By Gisele McKnight
Retired Bishop George Lemmon has had many full years as a priest and then as bishop in the Anglican Diocese of Fredericton from 1989-2000. In those ministries he met and had a chat with Queen Elizabeth, the Queen Mother. He baptized more than 600 people in Africa in Eldoret, Kenya, a companion diocese.
And in early March, he was invited to attend the funeral of American evangelist Billy Graham. He and his daughter, Mary Lou Hynes, were among 2,000 people to celebrate the historic event in Charlotte, North Carolina on March 2. Billy Graham died Feb. 21 at the age of 99.
George always admired Billy Graham and had a deep interest in evangelism that stretched back to his own calling in the Parish of Portland in Saint John. He hosted a crusade with Leighton Ford, Graham’s brother-in-law in the 1980s while serving in Sackville. His first meeting with Graham was at a conference for clergy held in Halifax.
“He offered it to clergy and I was very impressed with it,” he said.
In the early 1990s, just after George became bishop, Graham was coming to Fredericton, and George was on the planning committee. That led to an invitation from the Graham organization to speak at a clergy conference in Lake Louise, in the Canadian Rockies.
“I loved it. I met George Beverly Shea and some others,” said George. “They were simple, honest persons, loving and very committed. I really enjoyed it.”
George was a speaker for three years in Lake Louise — the reason that on Feb. 23, the phone rang in Fredericton. It was the Billy Graham organization calling.
“They said, ‘we want your father here as a representative of international ministries,” said Mary Lou. “It was a very personal invitation. They said, ‘we want Bishop Lemmon to be there.’”
When Lois, George’s wife, didn’t want to attend, Mary Lou volunteered, and the two began the process to accept the invitation and travel to Charlotte the following week. They drove to Portland, Maine March 1, and took flights to New York City and then Charlotte.
But the arrangements were stressful, with only 35 minutes to make the final connection. Both of them prayed about it and Mary Lou began making contingency plans for renting a car to drive from New York City to Charlotte, or even take a train.
But no need. God intervened. When they got to the airport and expressed their nervousness to the airline, explaining they just had to catch that flight to make it to Billy Graham’s funeral, they were told not to worry. They wouldn’t miss the connection because the same plane would be going on to Charlotte. They simply had to get off the plane, wait five minutes on the tarmac, and reboard.

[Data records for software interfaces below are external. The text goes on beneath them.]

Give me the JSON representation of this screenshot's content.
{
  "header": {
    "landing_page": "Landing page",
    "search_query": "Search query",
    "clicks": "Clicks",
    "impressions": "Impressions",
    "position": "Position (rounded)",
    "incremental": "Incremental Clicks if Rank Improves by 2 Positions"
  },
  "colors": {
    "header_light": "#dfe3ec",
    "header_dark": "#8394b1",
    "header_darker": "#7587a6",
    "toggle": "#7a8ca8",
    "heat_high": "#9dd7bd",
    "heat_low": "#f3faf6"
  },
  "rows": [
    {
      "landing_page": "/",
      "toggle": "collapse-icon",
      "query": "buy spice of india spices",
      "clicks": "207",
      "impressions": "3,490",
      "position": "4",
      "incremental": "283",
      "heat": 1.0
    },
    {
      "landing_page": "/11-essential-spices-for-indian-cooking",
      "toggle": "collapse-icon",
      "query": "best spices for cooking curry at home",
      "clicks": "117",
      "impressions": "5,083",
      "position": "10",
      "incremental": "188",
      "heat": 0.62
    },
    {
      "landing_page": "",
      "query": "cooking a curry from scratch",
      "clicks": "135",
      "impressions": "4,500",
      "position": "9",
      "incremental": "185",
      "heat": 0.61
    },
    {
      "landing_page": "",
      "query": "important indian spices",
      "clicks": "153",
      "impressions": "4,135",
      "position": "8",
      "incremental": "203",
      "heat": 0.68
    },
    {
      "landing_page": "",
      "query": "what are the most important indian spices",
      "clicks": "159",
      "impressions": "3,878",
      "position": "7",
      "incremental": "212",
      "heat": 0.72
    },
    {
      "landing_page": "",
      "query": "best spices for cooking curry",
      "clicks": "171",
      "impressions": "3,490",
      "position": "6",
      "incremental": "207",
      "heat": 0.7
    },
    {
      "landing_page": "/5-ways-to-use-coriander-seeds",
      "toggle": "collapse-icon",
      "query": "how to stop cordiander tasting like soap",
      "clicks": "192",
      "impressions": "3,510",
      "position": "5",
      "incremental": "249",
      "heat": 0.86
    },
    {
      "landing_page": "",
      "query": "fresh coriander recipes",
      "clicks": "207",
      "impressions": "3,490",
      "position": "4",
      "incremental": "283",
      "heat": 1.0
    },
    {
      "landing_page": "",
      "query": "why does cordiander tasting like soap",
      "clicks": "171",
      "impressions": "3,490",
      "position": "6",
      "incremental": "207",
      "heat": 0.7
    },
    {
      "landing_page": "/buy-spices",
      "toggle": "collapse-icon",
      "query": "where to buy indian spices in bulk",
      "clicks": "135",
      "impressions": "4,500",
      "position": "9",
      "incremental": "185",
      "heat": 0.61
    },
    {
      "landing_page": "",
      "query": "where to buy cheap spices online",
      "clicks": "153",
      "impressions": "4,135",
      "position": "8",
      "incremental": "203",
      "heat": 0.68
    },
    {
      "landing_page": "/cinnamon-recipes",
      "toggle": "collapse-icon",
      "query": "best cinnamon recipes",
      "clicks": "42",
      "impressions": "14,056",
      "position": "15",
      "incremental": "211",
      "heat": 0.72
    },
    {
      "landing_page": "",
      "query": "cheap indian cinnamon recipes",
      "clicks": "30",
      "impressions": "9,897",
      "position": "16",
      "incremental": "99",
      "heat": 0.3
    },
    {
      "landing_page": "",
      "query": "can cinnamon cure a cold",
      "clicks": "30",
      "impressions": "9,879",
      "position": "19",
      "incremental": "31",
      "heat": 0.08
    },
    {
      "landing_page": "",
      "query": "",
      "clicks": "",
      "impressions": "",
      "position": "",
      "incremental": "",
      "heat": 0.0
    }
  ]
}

On Friday morning, March 2, they arrived at the Samaritan’s Purse building, checked in, had their bags and pockets searched and received their invitations and credentials. Then they boarded a bus for the Billy Graham Library.
The funeral was actually held outside under a tent, and the bitter winds of a nor’easter just about froze everyone. But they endured through the two-hour funeral, listening to speakers from around the world, the children of Graham and music from the Gaithers, Michael W. Smith and others. US President Donald Trump, his wife and the vice-president sat about 20 seats away.
“There was a Greek Orthodox priest there in full regalia,” said Mary Lou. “And a Sri Lankan bishop. He spoke about how Billy Graham had reached his country.”
George sat beside Ruth Graham’s secretary, who shared how the family was coping and how busy the previous few days had been.
“There was a level of excitement,” said Mary Lou. “It was a celebration. I really didn’t see anyone crying.”
Mary Lou is thankful for the exceptional friendliness of the people in Charlotte, from the man who allowed George to wear his coat during the funeral, to a woman at Samaritan’s Purse who drove them to their hotel when they couldn’t get a taxi.
“People stepped up and everything fell into place,” said Mary Lou. “I feel very thankful I got to go with Dad and share this with Dad.”
George is still pinching himself about the whole experience.
“I was amazed they called,” he said. “I never expected anything like this. I never, ever thought that would happen.
“You might say I was honoured,” said George. “Here’s a man I had become a friend with. He had supported me and I felt I had to support his family at that time.”